Many property companies are struggling to survive from the difficult times this year as the government tightened lending growth rate of loans on real estate.
|The property market this year is deep in difficult times due to the government’s tight monetary policy (Photo:Minh Tri)|
The property market in 2011 is not an attractive investment class due to abundant supplies, weak buying and low liquidity, said Nguyen Do Viet, deputy general director of property firm Song Da Thang Long.
Viet also expected that investors opted for gold and the US dollar this year. “Strong cash flows keep run into the two investment classes. High saving rates also encourage people to deposit their money into banks,” he said.
Experts said the market trend still relied strongly in bank loans. Market research firm Vietnam Report said in its latest report that 45 percent of people who want to buy houses planned to borrow from banks.
Vu Dinh Anh, Deputy Head of the Price and Market Research Institute, an arm of the Ministry of Finance, said an amount of around US$5 billion, which is bank loan, will be withdrawn from the real estate market this year as the government targeted to reduce loans on property to 16 percent from 23 percent.
Anh expected that the State Bank of Vietnam will also withdraw around VND400 trillion ($20 billion) from the market. “It shows that the yearend will be the most difficult time for the property market,” he said.
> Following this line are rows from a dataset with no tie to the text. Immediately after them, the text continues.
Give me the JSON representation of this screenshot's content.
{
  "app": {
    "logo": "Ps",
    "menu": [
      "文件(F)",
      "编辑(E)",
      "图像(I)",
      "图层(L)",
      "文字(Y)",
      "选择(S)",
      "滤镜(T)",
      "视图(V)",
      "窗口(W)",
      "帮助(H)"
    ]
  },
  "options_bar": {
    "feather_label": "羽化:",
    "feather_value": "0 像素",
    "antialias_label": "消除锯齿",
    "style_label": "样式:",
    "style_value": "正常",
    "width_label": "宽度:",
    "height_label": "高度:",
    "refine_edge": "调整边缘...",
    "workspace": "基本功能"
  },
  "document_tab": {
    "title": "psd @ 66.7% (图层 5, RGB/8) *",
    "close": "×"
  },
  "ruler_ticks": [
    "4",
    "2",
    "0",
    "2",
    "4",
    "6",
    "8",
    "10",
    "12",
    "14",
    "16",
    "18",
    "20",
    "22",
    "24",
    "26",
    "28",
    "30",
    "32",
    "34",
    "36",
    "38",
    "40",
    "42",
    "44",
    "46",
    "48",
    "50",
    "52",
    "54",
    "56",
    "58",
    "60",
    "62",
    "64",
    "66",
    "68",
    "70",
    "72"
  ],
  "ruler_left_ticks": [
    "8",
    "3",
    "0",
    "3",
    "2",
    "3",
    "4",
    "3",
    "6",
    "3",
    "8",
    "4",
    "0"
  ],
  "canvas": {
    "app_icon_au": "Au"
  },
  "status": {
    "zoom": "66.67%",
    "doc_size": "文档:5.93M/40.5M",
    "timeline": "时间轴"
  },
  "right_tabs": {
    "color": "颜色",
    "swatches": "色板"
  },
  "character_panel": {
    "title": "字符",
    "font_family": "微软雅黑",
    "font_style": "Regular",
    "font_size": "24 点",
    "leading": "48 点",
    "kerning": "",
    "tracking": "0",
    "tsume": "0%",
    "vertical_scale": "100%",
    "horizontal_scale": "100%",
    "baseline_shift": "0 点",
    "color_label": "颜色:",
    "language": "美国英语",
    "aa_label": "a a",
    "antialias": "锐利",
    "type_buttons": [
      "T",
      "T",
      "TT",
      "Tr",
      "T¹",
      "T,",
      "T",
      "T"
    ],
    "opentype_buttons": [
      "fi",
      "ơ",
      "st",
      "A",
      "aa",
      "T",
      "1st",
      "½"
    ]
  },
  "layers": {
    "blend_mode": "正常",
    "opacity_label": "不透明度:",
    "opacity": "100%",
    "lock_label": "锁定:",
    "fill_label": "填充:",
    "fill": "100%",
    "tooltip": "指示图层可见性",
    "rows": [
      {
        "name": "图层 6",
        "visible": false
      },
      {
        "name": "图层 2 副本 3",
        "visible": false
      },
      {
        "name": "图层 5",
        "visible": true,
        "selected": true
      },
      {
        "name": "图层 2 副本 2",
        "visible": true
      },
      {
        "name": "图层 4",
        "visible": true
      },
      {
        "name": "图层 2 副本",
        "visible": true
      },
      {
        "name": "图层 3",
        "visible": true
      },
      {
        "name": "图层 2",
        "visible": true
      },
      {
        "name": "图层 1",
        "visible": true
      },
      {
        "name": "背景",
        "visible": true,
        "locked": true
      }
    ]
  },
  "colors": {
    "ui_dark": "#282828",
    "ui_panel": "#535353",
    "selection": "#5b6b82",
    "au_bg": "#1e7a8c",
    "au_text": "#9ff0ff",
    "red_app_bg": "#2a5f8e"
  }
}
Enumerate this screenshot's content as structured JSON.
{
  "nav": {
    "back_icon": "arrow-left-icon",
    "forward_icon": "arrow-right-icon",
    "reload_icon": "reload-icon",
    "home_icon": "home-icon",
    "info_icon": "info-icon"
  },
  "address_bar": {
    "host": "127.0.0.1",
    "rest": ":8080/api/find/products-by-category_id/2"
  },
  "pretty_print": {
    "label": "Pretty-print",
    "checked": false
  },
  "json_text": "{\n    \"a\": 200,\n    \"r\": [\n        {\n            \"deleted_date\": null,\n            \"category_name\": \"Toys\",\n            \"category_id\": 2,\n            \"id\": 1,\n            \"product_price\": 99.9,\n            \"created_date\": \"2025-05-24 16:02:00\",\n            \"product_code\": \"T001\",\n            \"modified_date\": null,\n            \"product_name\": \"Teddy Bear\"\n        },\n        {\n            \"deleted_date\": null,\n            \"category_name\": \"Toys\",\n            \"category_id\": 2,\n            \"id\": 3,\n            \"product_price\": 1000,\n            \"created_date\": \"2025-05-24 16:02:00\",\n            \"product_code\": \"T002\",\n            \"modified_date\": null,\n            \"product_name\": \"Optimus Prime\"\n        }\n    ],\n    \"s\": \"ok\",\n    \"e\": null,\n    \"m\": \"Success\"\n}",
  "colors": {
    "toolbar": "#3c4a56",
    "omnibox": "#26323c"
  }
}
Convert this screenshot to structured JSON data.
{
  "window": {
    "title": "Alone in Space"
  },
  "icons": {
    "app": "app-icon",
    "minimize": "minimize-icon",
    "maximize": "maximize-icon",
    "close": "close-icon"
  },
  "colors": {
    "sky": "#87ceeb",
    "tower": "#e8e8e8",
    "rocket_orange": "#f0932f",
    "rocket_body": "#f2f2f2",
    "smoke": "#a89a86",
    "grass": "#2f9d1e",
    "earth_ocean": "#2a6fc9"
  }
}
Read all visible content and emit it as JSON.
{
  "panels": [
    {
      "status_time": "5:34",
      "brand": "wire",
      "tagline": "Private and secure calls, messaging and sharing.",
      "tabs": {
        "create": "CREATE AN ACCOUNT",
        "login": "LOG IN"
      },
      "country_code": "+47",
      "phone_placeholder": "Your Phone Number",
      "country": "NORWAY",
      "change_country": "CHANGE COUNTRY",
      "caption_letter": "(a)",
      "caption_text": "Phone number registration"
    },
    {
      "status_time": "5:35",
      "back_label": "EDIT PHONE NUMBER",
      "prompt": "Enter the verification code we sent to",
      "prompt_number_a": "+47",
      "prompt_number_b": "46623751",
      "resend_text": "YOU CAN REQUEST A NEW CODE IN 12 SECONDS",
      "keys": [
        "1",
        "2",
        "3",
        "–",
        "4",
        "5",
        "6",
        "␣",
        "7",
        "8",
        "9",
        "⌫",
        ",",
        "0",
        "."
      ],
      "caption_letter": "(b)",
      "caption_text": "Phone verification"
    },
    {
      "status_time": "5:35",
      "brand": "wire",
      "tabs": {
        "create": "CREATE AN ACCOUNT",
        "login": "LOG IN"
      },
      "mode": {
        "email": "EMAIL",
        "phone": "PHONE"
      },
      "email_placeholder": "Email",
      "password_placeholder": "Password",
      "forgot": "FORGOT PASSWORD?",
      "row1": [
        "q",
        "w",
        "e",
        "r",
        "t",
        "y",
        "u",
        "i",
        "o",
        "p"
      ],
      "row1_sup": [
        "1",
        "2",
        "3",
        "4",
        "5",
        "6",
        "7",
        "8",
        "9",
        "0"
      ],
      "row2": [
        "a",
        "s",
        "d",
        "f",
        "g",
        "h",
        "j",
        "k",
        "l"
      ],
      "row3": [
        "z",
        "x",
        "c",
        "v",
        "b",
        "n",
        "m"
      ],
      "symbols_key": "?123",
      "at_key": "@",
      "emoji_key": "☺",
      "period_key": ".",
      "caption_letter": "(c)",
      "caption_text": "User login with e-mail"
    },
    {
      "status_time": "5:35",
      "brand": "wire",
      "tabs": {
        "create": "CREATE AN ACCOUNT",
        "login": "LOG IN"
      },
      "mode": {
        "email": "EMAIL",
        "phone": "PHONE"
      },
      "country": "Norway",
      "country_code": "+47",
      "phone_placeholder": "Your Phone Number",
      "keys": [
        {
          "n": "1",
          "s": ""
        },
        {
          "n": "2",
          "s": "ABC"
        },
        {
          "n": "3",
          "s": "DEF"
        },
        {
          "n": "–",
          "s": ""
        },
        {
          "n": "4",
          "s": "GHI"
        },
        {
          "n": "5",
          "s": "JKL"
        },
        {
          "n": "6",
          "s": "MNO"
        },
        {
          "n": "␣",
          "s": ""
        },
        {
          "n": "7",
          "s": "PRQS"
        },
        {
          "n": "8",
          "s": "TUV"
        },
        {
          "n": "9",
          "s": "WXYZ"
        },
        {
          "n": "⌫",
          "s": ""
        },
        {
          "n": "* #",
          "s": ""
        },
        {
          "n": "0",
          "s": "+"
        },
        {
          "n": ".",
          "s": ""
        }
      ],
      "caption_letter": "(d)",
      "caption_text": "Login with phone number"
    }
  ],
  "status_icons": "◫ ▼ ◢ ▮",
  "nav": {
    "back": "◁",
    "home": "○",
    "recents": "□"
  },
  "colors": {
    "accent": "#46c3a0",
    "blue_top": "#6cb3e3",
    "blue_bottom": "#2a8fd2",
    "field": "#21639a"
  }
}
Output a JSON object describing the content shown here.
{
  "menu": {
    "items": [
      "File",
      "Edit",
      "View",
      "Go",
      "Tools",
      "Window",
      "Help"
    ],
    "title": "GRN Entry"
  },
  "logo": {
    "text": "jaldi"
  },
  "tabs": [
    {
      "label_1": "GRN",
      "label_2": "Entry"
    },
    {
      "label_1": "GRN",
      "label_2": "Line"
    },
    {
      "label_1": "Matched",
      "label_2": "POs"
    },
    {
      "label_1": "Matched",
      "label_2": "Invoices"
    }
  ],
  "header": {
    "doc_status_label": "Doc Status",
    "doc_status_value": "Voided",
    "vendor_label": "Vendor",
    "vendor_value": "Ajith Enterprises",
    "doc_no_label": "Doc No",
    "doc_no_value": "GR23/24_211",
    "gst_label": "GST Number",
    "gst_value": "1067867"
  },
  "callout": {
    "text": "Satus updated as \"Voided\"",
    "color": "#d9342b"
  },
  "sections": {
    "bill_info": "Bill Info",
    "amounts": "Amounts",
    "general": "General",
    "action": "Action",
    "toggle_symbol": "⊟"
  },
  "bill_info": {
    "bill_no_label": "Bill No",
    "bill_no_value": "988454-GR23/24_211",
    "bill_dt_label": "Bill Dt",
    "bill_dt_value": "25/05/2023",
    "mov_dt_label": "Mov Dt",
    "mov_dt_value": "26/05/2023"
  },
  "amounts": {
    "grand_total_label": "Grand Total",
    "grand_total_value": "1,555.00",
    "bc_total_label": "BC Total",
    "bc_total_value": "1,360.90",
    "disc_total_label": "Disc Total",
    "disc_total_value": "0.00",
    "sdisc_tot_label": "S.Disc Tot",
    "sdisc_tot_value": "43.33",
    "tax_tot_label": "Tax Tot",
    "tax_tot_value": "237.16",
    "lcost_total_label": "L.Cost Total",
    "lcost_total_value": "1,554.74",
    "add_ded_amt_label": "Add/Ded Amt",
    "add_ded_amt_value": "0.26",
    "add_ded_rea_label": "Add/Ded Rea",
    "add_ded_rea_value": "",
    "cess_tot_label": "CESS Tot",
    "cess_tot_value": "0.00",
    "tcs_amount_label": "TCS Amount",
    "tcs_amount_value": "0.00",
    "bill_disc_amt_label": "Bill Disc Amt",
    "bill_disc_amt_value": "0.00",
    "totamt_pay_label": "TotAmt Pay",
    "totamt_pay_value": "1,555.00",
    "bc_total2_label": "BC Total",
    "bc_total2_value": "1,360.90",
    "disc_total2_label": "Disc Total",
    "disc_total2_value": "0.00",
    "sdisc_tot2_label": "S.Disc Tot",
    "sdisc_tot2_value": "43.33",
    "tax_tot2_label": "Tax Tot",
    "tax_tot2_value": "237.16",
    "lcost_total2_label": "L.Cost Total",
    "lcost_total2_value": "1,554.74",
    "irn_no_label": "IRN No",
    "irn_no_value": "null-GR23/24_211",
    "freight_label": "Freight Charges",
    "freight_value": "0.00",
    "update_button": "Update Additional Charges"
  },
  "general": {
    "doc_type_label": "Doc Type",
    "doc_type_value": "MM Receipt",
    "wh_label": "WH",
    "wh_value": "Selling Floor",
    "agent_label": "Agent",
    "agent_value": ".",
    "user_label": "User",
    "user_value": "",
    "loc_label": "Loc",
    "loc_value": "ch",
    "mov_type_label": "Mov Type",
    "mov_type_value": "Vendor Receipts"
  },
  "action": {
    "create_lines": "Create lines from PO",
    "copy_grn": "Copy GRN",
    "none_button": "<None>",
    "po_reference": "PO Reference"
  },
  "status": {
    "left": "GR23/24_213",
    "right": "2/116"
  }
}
“Property firms and investors should not expect the government to use any bailout package to boost the market. It will hardly happen this year,” said Professor. Dr. Dang Hung Vo, Former Deputy Minister of Natural Resources and Environment.
Change to survive
Efforts to survive from the difficult times have seen many property firms have to reconsider their business plans.
Lam Van Chuc, general director of the property firm Phuc Duc, said the company canceled plans on apartment buildings and switched to common houses, which cost less and can be sold easily.
Tran Van Thanh, chairman if Nha Viet Nam Joint Stock Company, said the firm decided to invest in villa projects, instead of apartments, which require huge amounts of capital and have low rate of return.
Mathew Powell, director of property market consultancy Savills Hanoi, noticed small investors should perform a careful study to assess construction projects before making any decision, learning on construction quality, designs and location.
However, some experts said there were still lights at the end of the tunnel. “Lands are always a safe investment class, with high liquidity. Two-bedroom apartments with the average area of 80 square meters and the price of VND30 million per square meter are also one of investors’ top picks,” said Phan Thanh Mai Head of Vietnam Network for Real Estate Transaction Centers.
He added the property market in Hanoi remains very bullish now thanks to the high housing demand.
Many experts worry that the property will likely to collapse if the government’s policies are too tight.
“The property market is one of the most important parts of the economy, so it should get preferential policies similar to other sectors,” said the Price and Market Research Institute’s Anh.